━━ Entries provided ━━

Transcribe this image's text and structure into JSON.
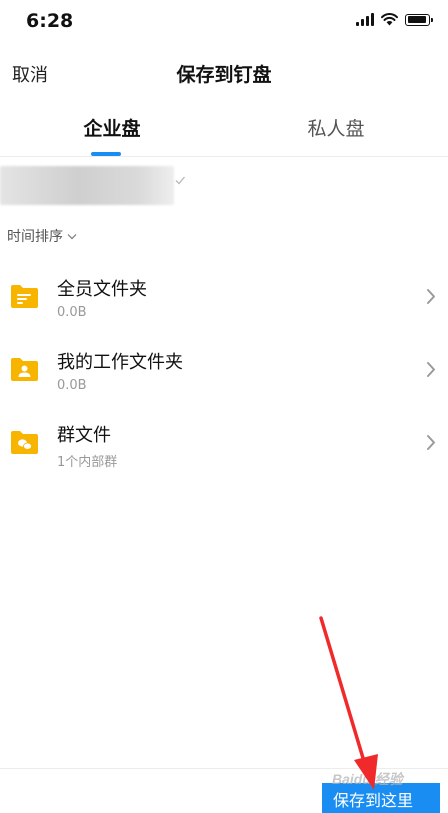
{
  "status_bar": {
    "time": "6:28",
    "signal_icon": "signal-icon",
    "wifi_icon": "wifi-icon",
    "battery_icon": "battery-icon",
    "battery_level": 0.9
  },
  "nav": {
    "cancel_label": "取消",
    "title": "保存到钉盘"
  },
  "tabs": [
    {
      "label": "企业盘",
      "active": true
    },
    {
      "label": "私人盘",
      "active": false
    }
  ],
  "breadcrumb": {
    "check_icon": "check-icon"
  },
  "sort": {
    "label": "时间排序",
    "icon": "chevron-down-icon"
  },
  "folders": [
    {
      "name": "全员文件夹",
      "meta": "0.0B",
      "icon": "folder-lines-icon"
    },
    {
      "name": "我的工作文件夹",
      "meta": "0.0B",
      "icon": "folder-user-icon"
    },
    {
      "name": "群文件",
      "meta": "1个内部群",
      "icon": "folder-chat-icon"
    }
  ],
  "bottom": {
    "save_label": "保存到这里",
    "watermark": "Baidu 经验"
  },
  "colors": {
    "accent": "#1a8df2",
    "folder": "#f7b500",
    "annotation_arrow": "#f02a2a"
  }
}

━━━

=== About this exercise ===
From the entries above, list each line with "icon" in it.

=== Answer to this task ===
    "signal_icon": "signal-icon",
    "wifi_icon": "wifi-icon",
    "battery_icon": "battery-icon",
    "check_icon": "check-icon"
    "icon": "chevron-down-icon"
      "icon": "folder-lines-icon"
      "icon": "folder-user-icon"
      "icon": "folder-chat-icon"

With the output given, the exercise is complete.